#### DATA TO EXAMINE ####

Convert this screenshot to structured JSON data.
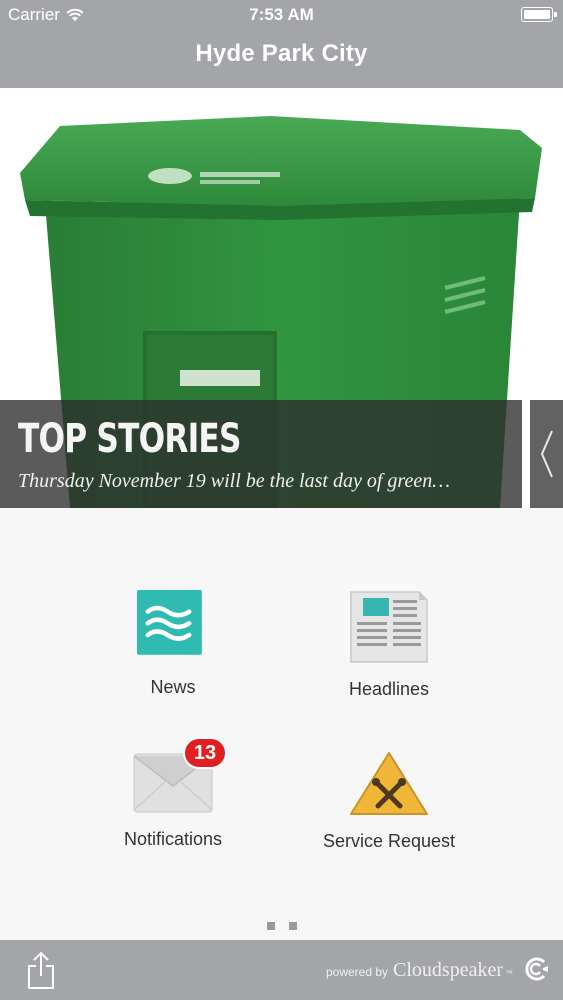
{
  "status_bar": {
    "carrier": "Carrier",
    "time": "7:53 AM"
  },
  "header": {
    "title": "Hyde Park City"
  },
  "hero": {
    "section_title": "TOP STORIES",
    "story_text": "Thursday November 19 will be the last day of green…",
    "image_icon": "green-recycling-bin-image"
  },
  "grid": [
    {
      "label": "News",
      "icon": "waves-icon",
      "color": "#2fbab2"
    },
    {
      "label": "Headlines",
      "icon": "newspaper-icon"
    },
    {
      "label": "Notifications",
      "icon": "envelope-icon",
      "badge": "13"
    },
    {
      "label": "Service Request",
      "icon": "tools-warning-icon",
      "color": "#f0b637"
    }
  ],
  "pagination": {
    "pages": 2
  },
  "bottom_bar": {
    "powered_by": "powered by",
    "brand": "Cloudspeaker",
    "trademark": "™"
  },
  "colors": {
    "bar": "#a4a5a9",
    "badge": "#e02020",
    "bin_green": "#2e8a3a"
  }
}
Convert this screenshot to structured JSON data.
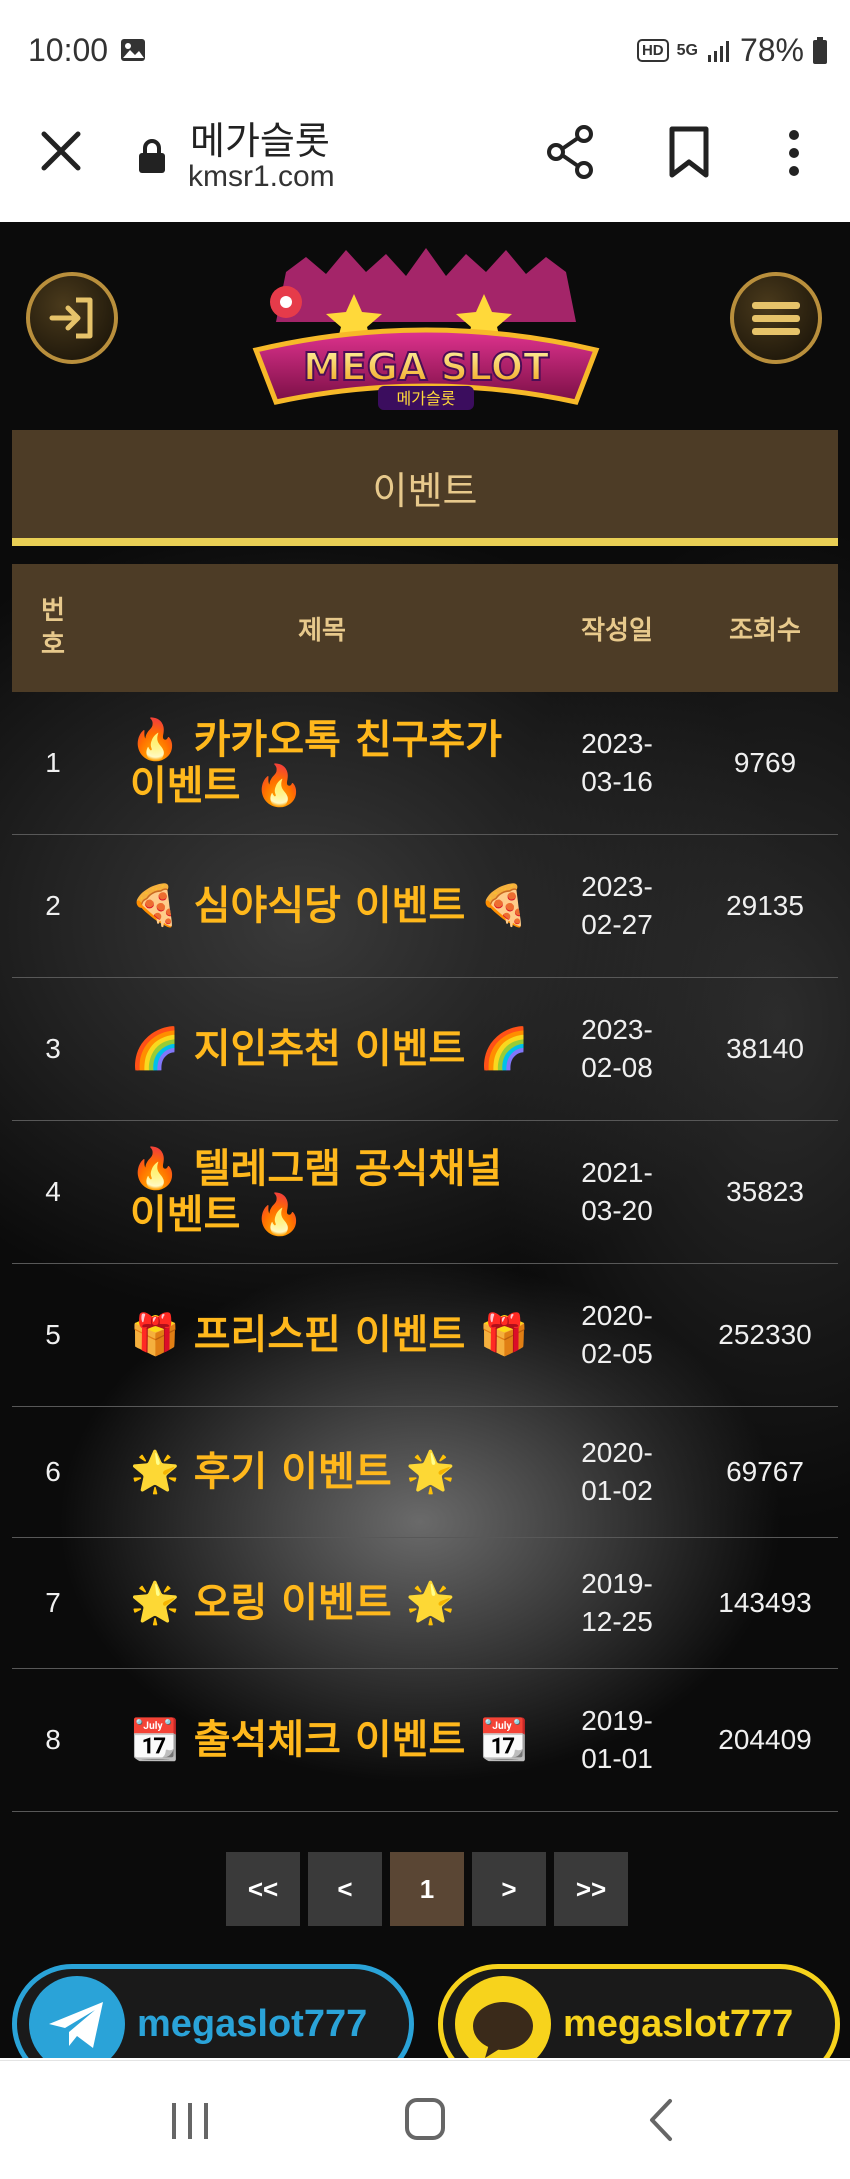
{
  "status_bar": {
    "time": "10:00",
    "hd": "HD",
    "network": "5G",
    "battery": "78%"
  },
  "browser": {
    "site_title": "메가슬롯",
    "host": "kmsr1.com"
  },
  "header": {
    "logo_text": "MEGA SLOT",
    "logo_sub": "메가슬롯"
  },
  "section": {
    "title": "이벤트"
  },
  "table": {
    "columns": {
      "number": "번\n호",
      "title": "제목",
      "date": "작성일",
      "views": "조회수"
    },
    "rows": [
      {
        "number": "1",
        "title": "🔥 카카오톡 친구추가 이벤트 🔥",
        "date": "2023-\n03-16",
        "views": "9769"
      },
      {
        "number": "2",
        "title": "🍕 심야식당 이벤트 🍕",
        "date": "2023-\n02-27",
        "views": "29135"
      },
      {
        "number": "3",
        "title": "🌈 지인추천 이벤트 🌈",
        "date": "2023-\n02-08",
        "views": "38140"
      },
      {
        "number": "4",
        "title": "🔥 텔레그램 공식채널 이벤트 🔥",
        "date": "2021-\n03-20",
        "views": "35823"
      },
      {
        "number": "5",
        "title": "🎁 프리스핀 이벤트 🎁",
        "date": "2020-\n02-05",
        "views": "252330"
      },
      {
        "number": "6",
        "title": "🌟 후기 이벤트 🌟",
        "date": "2020-\n01-02",
        "views": "69767"
      },
      {
        "number": "7",
        "title": "🌟 오링 이벤트 🌟",
        "date": "2019-\n12-25",
        "views": "143493"
      },
      {
        "number": "8",
        "title": "📆 출석체크 이벤트 📆",
        "date": "2019-\n01-01",
        "views": "204409"
      }
    ]
  },
  "pagination": {
    "first": "<<",
    "prev": "<",
    "current": "1",
    "next": ">",
    "last": ">>"
  },
  "contacts": {
    "telegram": "megaslot777",
    "kakao": "megaslot777"
  },
  "colors": {
    "gold": "#ffb81c",
    "header_bg": "#4d3c26",
    "header_text": "#e7c98c",
    "accent_line": "#e9cf55",
    "telegram": "#2aa3d8",
    "kakao": "#f7d31c"
  }
}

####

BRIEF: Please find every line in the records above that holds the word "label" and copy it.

FINAL ANSWER:
      "label": "News",
      "label": "Headlines",
      "label": "Notifications",
      "label": "Service Request",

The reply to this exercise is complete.